To aid us in overcoming this fault, we are led by our Holy Mother the Church, to enter into the season of Advent and willingly spurn these passing pleasures for a time. In doing this, we imitate Jesus in His poverty and humility, and we discipline ourselves so that we are not overcome and carried away by the pleasures of this world.
Many mortify themselves during Advent because they are being forced to do this by the laws of the Church. This is good, but not the best approach that we can take in preparing for Christmas. Jesus is asking us to willingly do this for the love of Him.
Let us distance ourselves from the world and some of its pleasantries for this time. And remind ourselves that they are all passing away. This world and all its pleasures are only for a time. Either we will leave them or they will leave us. On that day of separation, we need to have assembled some spiritual pleasures for us to enjoy in eternity. If we have only clung to this world and the things of this world, we will be greatly afflicted for all of eternity.
If we have not allowed ourselves to become attached to this world and its pleasures, we will find it easier to let go of them and reach out for better joys and greater pleasures. The first step is in following St. Paul’s admonition to use the things of this world as if we used them not. We do this by denying ourselves the use of them from time to time. Let us make the most of this season of Advent by doing just that. May we begin now to lift up our hearts and eyes to Heaven; in penance letting go of this earth; and longing for the coming of Jesus.
Oremus pro Pontifice nostro Francisco: Dominus conservet eum, et vivificet eum, et beatum faciat eum in terra, et non tradat eum in animam inimicorum eius.
Omnipotens sempiterne Deus, qui facis mirabilia magna solus: praetende super famulos tuos, et super congregationes illis commissas, spiritum gratiae salutaris; et, ut in veritate tibi complaceant, perpetuum eis rorem tuae benedictionis infunde.

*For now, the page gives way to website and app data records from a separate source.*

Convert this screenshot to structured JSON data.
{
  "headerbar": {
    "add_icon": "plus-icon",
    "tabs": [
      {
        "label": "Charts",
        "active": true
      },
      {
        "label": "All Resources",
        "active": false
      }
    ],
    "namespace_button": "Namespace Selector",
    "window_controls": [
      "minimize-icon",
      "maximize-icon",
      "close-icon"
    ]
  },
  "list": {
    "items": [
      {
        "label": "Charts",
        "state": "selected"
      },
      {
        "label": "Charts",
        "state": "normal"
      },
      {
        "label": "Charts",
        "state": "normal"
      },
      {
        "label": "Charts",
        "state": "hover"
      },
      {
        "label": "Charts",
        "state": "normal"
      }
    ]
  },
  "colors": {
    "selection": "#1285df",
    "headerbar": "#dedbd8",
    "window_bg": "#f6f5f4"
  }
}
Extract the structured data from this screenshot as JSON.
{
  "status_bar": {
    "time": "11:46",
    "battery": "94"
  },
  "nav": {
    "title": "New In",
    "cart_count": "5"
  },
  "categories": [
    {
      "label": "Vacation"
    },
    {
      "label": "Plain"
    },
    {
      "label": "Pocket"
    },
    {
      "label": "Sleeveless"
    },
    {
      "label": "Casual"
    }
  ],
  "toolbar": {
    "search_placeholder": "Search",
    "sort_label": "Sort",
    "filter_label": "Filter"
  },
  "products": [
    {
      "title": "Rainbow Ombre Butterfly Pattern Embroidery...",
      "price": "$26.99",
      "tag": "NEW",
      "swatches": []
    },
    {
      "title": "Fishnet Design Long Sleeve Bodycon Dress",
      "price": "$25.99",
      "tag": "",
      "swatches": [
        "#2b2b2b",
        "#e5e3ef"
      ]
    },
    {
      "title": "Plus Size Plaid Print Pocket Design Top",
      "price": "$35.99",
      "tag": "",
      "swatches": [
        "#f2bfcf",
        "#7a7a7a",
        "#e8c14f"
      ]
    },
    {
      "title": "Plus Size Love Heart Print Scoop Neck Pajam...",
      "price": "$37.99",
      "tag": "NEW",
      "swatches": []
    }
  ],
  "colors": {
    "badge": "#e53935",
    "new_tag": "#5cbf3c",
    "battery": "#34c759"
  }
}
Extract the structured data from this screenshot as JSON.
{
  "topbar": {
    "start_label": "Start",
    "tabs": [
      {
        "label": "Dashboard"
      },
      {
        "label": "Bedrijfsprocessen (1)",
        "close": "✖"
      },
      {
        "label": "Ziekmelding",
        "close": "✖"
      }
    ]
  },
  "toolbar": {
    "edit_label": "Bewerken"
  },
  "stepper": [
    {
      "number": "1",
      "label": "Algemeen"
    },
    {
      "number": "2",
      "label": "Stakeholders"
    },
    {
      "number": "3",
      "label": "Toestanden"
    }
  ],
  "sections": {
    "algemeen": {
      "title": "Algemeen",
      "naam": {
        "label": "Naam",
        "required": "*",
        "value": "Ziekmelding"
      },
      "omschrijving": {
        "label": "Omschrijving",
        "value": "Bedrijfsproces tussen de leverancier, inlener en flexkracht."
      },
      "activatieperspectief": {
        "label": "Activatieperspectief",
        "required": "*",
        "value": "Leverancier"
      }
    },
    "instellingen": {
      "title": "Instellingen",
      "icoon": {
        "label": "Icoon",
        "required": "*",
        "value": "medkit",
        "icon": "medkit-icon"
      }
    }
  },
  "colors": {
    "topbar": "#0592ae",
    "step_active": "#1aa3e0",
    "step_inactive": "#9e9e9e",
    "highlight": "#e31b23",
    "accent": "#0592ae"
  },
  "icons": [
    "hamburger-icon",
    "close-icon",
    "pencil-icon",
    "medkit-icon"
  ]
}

Kevin Jones is the local representative for the Latin Mass Society in Wrexham Diocese. Any views expressed neither represent those of the Latin Mass Society or the Diocese of Wrexham.